“New York City Identity Cards will provide New Yorkers with broader access to City services, foster better community relations and help bring stability to all City residents- this is a smart, humane policy that will help New Yorkers,” City Council Speaker Melissa Mark-Viverito said in a statement announcing the legislation.
The ID card — which Mayor Bill de Blasio promised to implement as part of his State of the City speech — would be made available to anyone who lives in the five boroughs, including the homeless and others who lack identification. City agencies would be required to accept the card under the legislation, according to city officials.
“Having an official form of identification will bring dignity and peace of mind to many fellow residents currently living in the shadows,” the mayor said in a statement praising the council’s legislation.
The legislation would also push the city to work with banks and other public and private institutions to accept the cards as identification.
“Everybody needs identification everywhere you go in New York City,” Queens City Councilman Daniel Dromm, a sponsor of the legislation, said in a statement. “Without ID, individuals are not allowed to enter schools to pick up their children. This legislation makes New York City a safer, more inclusive city.”
City officials said the IDs would require that the card be designed to deter fraud, much like a driver's license or passport.
The process of applying for the cards would require provide proof of residency and identity to be approved, much like a driver's license.
Bank statements, utility bills, proof that a child is enrolled in the city school system, and a written note from a homeless shelter that receives city funding that declares a stay of at least 15 days are among the documents that would be accpeted.
But opponents of the legislation say the city has no business providing IDs in the first place.
"This should be totally handled by the federal government," Brooklyn Republican state Sen. Martin Golden said on Thursday. "The city of New York shouldn't be dealing with it."
Golden said the city IDs could have negative and unforeseen consequences.

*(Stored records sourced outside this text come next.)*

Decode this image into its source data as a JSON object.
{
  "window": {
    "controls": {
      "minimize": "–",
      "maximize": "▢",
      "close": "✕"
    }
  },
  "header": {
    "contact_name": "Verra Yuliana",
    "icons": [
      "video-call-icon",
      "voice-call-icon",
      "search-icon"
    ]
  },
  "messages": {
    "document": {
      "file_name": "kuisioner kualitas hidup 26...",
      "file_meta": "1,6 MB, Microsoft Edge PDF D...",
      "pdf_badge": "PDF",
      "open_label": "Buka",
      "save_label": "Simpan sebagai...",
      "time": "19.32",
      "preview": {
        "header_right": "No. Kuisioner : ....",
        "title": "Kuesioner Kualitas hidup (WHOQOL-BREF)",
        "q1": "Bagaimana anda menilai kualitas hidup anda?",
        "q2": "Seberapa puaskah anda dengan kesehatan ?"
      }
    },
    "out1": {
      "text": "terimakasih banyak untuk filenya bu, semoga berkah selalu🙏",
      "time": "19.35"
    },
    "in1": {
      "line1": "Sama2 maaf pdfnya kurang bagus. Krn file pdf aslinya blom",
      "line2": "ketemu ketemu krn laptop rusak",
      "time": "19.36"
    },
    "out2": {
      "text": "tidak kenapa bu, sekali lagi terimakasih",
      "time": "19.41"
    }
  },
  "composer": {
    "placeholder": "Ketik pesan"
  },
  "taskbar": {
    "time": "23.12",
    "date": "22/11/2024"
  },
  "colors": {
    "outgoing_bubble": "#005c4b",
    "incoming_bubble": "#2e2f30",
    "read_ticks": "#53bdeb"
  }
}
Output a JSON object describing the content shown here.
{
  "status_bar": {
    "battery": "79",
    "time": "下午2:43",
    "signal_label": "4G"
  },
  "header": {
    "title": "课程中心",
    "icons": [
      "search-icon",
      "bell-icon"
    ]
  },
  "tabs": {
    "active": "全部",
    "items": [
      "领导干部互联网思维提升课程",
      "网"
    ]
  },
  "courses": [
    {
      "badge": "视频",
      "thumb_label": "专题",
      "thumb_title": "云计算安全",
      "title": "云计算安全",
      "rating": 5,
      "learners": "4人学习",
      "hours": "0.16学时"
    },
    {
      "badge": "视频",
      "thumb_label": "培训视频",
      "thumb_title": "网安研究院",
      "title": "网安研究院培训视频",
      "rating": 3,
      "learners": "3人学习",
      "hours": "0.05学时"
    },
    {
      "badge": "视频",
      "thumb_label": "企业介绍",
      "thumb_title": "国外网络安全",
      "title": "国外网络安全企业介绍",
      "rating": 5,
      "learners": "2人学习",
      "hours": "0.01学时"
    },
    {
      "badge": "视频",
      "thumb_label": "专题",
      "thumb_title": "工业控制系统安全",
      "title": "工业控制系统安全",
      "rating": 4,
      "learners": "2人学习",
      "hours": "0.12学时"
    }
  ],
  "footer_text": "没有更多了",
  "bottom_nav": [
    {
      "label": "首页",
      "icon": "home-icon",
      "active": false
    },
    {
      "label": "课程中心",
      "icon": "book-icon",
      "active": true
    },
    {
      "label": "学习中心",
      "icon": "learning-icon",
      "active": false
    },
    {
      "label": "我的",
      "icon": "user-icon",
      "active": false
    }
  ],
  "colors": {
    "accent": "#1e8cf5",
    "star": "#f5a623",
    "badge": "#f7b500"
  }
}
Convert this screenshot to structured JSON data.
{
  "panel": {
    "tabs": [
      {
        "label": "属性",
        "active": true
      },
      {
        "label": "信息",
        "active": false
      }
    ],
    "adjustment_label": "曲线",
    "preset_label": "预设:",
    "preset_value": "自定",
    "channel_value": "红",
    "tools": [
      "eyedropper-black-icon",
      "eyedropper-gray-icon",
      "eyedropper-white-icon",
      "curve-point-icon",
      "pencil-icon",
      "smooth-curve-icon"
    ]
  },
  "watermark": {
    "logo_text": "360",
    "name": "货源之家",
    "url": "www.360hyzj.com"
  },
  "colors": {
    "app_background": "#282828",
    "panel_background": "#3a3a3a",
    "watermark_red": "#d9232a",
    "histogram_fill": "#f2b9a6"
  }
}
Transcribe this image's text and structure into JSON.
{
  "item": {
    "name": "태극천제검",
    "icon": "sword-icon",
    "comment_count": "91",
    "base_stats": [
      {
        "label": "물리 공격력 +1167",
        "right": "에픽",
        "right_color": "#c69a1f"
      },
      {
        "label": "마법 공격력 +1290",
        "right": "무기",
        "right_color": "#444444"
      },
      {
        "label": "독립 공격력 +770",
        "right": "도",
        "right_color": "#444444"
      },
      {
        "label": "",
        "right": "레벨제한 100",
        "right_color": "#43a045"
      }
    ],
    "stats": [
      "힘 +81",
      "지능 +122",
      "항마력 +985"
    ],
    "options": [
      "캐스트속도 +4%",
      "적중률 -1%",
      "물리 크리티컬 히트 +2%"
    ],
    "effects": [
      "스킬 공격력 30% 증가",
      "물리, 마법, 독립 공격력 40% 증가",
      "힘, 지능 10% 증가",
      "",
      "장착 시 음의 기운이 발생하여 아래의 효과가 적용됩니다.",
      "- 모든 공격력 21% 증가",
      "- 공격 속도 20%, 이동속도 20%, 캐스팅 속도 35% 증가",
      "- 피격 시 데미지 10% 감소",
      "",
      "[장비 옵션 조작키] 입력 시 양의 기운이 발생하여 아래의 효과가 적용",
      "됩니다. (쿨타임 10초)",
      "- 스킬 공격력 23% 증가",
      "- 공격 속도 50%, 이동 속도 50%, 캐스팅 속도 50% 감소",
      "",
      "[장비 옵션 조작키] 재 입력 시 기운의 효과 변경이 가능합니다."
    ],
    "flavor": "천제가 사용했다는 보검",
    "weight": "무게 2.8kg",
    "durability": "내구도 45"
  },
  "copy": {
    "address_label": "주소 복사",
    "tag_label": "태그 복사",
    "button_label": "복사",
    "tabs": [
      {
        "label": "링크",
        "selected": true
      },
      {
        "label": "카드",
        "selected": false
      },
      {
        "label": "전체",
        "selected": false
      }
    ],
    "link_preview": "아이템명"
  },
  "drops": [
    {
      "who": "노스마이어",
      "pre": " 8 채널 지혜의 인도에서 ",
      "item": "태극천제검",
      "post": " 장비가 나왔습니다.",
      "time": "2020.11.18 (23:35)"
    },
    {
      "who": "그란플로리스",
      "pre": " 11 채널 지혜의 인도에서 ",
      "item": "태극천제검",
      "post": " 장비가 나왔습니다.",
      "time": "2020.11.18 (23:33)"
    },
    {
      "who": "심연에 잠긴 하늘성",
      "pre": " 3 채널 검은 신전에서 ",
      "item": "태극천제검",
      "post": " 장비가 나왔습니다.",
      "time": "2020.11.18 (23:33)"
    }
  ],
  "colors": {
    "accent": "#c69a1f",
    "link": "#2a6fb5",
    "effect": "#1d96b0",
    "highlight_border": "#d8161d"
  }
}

"We have to remember what happened on 9/11 — we don’t want these cards slipping through and having these documents potentially hurt us," he said.